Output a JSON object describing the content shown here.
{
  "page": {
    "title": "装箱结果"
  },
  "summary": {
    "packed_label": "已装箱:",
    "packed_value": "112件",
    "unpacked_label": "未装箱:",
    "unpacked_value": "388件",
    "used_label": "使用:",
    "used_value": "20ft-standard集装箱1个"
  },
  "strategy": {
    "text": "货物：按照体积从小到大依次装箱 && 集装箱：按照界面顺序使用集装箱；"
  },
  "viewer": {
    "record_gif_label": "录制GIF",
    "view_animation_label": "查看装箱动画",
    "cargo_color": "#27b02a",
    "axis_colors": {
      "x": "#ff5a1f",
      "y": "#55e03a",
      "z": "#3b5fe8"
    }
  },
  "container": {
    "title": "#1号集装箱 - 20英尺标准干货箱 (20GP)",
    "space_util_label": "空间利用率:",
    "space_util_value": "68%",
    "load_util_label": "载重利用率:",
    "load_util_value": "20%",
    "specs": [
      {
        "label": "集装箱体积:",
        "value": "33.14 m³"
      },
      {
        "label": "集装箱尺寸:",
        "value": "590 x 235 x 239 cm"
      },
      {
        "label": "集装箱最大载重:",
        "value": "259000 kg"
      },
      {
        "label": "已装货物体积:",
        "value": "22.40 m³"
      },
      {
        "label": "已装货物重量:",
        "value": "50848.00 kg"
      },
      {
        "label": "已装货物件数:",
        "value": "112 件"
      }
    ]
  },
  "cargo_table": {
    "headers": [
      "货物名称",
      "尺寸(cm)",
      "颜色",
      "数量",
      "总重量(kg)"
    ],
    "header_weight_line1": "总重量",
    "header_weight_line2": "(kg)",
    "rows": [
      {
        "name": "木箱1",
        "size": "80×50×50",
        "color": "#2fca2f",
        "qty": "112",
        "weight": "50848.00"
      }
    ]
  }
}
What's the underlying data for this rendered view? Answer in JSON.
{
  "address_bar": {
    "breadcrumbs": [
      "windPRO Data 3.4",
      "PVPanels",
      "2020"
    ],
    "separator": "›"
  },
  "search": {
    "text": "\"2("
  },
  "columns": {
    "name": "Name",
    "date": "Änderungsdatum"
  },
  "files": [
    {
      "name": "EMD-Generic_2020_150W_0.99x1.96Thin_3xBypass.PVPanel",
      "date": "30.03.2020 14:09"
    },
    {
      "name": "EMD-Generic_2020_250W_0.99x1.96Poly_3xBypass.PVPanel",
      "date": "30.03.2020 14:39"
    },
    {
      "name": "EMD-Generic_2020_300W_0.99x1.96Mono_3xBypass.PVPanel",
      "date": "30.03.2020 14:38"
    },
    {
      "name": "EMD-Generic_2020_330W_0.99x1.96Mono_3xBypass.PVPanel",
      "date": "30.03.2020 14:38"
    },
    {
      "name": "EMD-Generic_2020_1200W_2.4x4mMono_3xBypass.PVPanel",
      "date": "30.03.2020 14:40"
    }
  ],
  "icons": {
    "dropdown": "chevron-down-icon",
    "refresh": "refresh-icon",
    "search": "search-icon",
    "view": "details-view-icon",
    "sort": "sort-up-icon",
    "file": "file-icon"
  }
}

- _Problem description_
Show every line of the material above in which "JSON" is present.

- _Exercise response_
Output a JSON object describing the content shown here.
What's the underlying data for this rendered view? Answer in JSON.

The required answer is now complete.